/---
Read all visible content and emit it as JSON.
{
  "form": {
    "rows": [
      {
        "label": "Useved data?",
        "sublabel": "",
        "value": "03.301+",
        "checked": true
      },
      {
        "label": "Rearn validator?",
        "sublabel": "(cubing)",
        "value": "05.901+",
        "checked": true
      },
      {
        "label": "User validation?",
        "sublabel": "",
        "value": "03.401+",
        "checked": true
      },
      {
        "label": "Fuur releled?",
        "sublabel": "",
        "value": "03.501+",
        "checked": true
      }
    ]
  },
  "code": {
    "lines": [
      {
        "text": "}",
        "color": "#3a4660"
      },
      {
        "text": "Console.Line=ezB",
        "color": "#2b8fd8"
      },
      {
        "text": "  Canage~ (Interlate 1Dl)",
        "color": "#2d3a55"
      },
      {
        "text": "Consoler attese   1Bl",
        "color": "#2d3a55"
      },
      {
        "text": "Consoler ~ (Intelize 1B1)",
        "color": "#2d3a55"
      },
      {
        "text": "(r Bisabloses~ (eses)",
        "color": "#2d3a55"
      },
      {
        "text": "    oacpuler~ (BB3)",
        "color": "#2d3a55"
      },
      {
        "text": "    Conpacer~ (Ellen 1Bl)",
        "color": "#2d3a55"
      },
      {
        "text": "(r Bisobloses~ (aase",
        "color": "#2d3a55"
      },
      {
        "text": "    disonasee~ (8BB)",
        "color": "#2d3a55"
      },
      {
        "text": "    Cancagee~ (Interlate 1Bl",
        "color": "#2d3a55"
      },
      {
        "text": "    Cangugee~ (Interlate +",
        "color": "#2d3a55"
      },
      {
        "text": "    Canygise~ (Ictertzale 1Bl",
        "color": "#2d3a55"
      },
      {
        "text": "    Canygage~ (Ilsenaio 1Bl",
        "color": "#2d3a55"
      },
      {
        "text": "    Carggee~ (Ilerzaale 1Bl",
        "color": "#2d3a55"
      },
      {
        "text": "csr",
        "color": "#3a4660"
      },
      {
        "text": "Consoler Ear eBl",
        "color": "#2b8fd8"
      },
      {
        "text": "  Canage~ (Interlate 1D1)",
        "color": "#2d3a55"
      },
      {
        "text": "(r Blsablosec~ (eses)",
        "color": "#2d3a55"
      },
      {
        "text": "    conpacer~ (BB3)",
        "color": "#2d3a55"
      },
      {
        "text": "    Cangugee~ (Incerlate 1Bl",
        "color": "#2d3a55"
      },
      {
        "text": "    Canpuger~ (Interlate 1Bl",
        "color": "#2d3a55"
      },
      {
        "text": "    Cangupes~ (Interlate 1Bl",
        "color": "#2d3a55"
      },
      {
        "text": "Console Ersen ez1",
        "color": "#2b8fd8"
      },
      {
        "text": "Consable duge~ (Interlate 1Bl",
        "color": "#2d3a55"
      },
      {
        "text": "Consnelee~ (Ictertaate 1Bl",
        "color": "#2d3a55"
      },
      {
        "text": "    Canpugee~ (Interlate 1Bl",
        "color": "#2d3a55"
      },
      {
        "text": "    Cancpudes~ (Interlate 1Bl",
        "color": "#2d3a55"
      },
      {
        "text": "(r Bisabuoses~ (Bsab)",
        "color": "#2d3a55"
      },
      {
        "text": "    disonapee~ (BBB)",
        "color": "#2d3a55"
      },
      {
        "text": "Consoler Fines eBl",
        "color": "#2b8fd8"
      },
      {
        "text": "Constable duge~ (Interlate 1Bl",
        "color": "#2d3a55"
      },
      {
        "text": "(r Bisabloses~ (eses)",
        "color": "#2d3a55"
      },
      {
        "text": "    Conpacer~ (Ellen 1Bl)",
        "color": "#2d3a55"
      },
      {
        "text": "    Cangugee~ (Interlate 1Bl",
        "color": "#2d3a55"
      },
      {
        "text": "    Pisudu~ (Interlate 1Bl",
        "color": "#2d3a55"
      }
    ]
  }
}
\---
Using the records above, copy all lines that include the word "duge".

        "text": "Consable duge~ (Interlate 1Bl",
        "text": "Constable duge~ (Interlate 1Bl",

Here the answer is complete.